● **How to complete this task**: Would you please copy every line from the records that contains the word "Daemon"?

*** Opening of Recorded data ***

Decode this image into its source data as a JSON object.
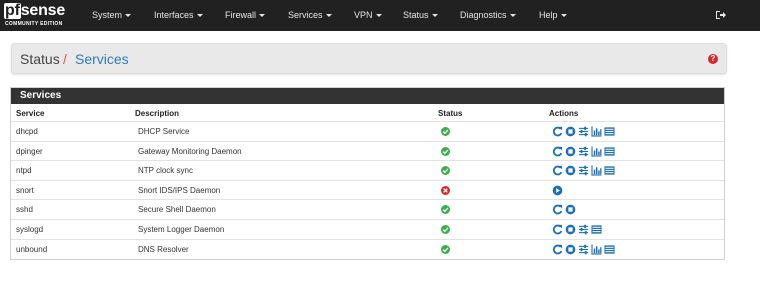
{
  "nav": {
    "logo_main_pf": "pf",
    "logo_main_rest": "sense",
    "logo_sub": "COMMUNITY EDITION",
    "items": [
      {
        "label": "System"
      },
      {
        "label": "Interfaces"
      },
      {
        "label": "Firewall"
      },
      {
        "label": "Services"
      },
      {
        "label": "VPN"
      },
      {
        "label": "Status"
      },
      {
        "label": "Diagnostics"
      },
      {
        "label": "Help"
      }
    ],
    "logout_icon": "sign-out-icon"
  },
  "breadcrumb": {
    "section": "Status",
    "separator": "/",
    "page": "Services",
    "help_label": "?"
  },
  "panel": {
    "title": "Services",
    "columns": [
      "Service",
      "Description",
      "Status",
      "Actions"
    ],
    "rows": [
      {
        "service": "dhcpd",
        "description": "DHCP Service",
        "status": "running",
        "actions": [
          "restart",
          "stop",
          "settings",
          "graph",
          "logs"
        ]
      },
      {
        "service": "dpinger",
        "description": "Gateway Monitoring Daemon",
        "status": "running",
        "actions": [
          "restart",
          "stop",
          "settings",
          "graph",
          "logs"
        ]
      },
      {
        "service": "ntpd",
        "description": "NTP clock sync",
        "status": "running",
        "actions": [
          "restart",
          "stop",
          "settings",
          "graph",
          "logs"
        ]
      },
      {
        "service": "snort",
        "description": "Snort IDS/IPS Daemon",
        "status": "stopped",
        "actions": [
          "start"
        ]
      },
      {
        "service": "sshd",
        "description": "Secure Shell Daemon",
        "status": "running",
        "actions": [
          "restart",
          "stop"
        ]
      },
      {
        "service": "syslogd",
        "description": "System Logger Daemon",
        "status": "running",
        "actions": [
          "restart",
          "stop",
          "settings",
          "logs"
        ]
      },
      {
        "service": "unbound",
        "description": "DNS Resolver",
        "status": "running",
        "actions": [
          "restart",
          "stop",
          "settings",
          "graph",
          "logs"
        ]
      }
    ]
  },
  "colors": {
    "nav_bg": "#212121",
    "link": "#337ab7",
    "ok": "#3dae49",
    "error": "#d9262b",
    "action": "#1f6fb8"
  }
}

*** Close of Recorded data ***

● **Result**:
        "description": "Gateway Monitoring Daemon",
        "description": "Snort IDS/IPS Daemon",
        "description": "Secure Shell Daemon",
        "description": "System Logger Daemon",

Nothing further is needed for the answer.